Boston City Council Attacked
after Passing Antiwar Resolution

By Phebe Eckfeldt

The Boston City Council passed a resolution on Feb. 14 calling for the immediate withdrawal of U.S. troops from Iraq and Afghanistan. The resolution also stated that the billions of dollars being spent on war have been taken from “programs that poor and working people desperately need—jobs, healthcare, housing and education.” It called for a reallocation of these funds in order to meet the needs of poor and working people.

The resolution supported the March 17 Washington, D.C. demonstration and march on the Pentagon as an expression of the desire of people in the U.S. for funding for human needs and not war and to see the troops brought home.

This historic resolution was written and introduced by African-American City Councilor Chuck Turner and co-sponsored by Felix D. Arroyo, Charles C. Yancey, Sam Yoon (who are all councilors of color and call themselves “Team Unity”) and Michael Ross.
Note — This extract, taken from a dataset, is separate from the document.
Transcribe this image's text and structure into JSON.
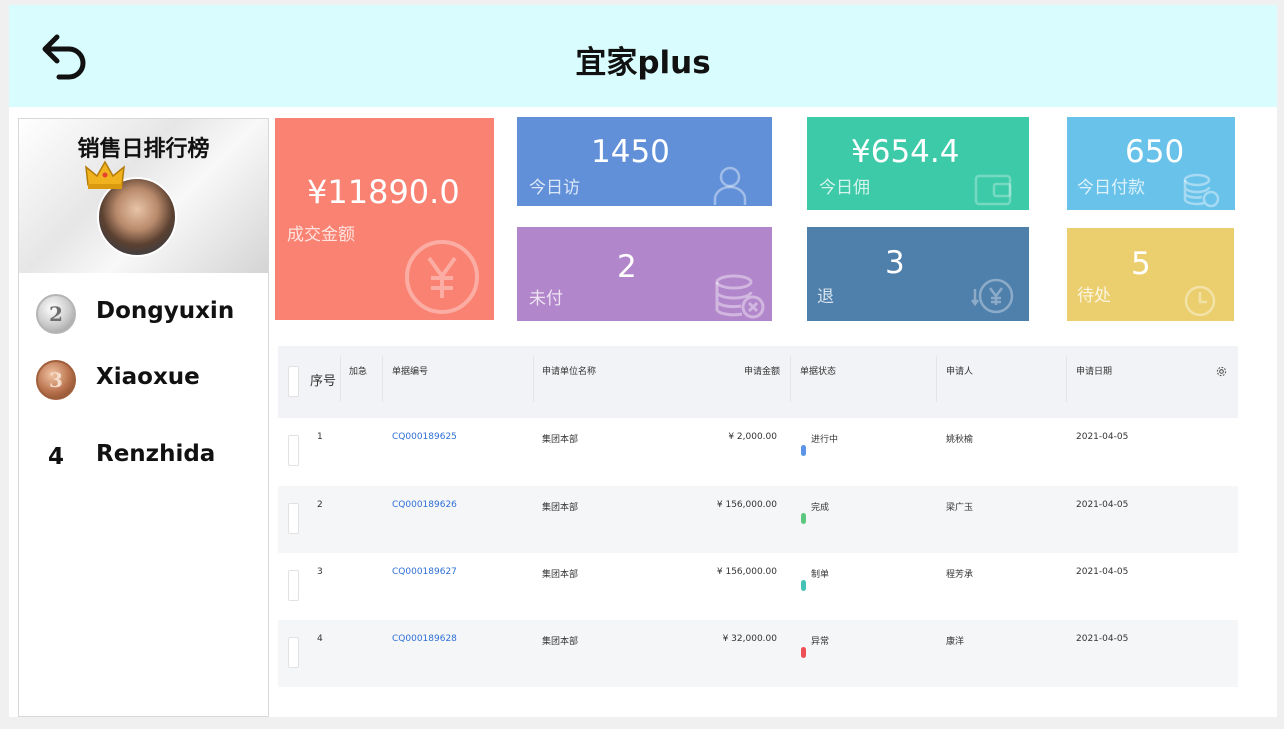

It was passed 8-3.

The resolution makes a direct connection between the war abroad and the war at home against poor and working people and especially communities of color. Turner represents some of the most oppressed sectors of Boston, which are hardest hit by the budget cuts. Cuts in local and federal funding for such things as repairs to schools, Section 8 vouchers, the Boston Housing Authority, affordable housing subsidies, youth workers and HIV/AIDS programs are all detailed in the resolution.

When news of the resolution’s passing hit the newspapers and TV, it was hotly debated across the city for several days. Turner was attacked by forces who said that the Boston City Council had no right to debate U.S. foreign policy. The Boston Globe and Boston Herald accused Turner of “wasting his time on the Iraq resolution, as dozens die violently in his Hub City Council district.”

But activists across the city hailed Turner’s courageous stand and call for action, as well as the statement making the critical connection between ailing human needs programs and the increasing Pentagon budget. The heart of the resolution was embodied in a quote in the last clause of the resolution which states, in the words of Dr. Martin Luther King Jr., in February 1967, “The security we profess to seek in foreign adventures we will lose in our decaying cities. The bombs in Viet Nam explode at home: they destroy the hopes and possibilities for a decent America. Poverty, urban problems and social progress generally are ignored when the guns of war become a national obsession.”

Workers World, March 1, 2007